WHAT IS EXPECTED »
Filter on the word "spending": copy each matching line from the listing below.

DATA FOR PROCESSING »
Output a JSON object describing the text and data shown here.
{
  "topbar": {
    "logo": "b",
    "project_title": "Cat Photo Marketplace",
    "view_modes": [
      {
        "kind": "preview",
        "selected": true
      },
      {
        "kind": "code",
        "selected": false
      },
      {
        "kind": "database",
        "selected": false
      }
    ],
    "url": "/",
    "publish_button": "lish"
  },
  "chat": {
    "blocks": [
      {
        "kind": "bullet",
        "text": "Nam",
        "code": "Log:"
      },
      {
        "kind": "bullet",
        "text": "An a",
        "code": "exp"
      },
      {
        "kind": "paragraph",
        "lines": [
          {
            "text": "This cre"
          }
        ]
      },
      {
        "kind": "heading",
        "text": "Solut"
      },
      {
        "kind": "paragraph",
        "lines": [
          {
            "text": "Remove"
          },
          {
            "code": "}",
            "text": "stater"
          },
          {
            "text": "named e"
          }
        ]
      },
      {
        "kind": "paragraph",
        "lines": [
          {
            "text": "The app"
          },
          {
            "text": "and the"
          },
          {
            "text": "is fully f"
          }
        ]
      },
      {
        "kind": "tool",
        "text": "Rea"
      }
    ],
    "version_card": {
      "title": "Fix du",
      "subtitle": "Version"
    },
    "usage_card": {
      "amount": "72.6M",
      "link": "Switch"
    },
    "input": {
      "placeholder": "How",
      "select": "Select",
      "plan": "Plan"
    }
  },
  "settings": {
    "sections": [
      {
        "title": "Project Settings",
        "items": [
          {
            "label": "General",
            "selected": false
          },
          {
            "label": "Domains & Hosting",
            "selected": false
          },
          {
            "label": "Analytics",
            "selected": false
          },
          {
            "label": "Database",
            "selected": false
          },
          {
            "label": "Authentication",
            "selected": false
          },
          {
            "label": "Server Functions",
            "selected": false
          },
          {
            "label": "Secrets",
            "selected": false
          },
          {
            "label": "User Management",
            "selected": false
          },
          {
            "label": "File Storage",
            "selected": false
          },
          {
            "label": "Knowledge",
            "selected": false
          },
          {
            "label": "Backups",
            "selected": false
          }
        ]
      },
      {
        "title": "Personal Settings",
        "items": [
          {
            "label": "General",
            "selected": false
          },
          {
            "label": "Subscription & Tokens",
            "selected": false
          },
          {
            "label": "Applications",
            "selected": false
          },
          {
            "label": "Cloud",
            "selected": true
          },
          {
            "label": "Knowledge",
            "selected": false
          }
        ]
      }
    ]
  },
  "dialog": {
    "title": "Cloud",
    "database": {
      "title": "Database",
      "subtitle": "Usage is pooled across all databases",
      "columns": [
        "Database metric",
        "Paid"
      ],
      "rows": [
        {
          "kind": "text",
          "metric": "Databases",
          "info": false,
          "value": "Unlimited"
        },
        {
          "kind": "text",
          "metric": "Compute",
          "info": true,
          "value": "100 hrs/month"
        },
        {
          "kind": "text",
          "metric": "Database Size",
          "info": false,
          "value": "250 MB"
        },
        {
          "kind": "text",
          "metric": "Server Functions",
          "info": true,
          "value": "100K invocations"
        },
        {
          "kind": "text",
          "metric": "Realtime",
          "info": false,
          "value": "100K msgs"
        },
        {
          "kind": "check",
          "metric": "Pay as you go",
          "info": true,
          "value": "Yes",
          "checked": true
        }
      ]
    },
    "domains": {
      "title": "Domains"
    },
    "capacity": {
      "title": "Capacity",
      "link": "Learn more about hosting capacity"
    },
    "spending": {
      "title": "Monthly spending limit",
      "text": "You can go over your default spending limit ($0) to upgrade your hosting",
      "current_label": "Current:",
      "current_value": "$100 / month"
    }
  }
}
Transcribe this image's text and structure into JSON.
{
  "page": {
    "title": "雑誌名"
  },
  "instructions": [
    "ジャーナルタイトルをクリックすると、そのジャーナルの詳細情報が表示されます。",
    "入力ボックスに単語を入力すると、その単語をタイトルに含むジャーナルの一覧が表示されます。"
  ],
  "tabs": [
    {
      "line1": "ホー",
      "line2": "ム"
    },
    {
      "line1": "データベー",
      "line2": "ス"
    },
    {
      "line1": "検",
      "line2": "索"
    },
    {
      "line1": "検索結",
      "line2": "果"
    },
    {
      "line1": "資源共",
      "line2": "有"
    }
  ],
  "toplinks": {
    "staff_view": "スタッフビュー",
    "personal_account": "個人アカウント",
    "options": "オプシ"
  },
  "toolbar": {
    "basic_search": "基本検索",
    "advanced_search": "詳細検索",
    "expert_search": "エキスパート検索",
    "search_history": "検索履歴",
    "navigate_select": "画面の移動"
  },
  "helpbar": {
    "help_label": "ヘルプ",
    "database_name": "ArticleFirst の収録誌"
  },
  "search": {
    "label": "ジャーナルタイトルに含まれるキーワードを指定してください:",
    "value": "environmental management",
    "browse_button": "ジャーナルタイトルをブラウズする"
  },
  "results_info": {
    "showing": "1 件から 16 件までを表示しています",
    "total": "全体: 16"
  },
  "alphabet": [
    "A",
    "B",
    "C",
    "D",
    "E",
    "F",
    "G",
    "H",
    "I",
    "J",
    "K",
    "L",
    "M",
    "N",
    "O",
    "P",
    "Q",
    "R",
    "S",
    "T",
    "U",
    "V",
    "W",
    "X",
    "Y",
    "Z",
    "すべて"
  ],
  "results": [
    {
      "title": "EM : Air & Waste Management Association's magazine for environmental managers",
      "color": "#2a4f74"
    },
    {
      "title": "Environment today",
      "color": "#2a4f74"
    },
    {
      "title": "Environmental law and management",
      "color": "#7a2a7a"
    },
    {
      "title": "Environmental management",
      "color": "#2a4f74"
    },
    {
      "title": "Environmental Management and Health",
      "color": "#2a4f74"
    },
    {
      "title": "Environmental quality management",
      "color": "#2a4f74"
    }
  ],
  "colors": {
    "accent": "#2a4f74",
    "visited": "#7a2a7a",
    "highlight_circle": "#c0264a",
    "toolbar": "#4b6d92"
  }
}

RESULT OF THE EXERCISE »
    "spending": {
      "title": "Monthly spending limit",
      "text": "You can go over your default spending limit ($0) to upgrade your hosting",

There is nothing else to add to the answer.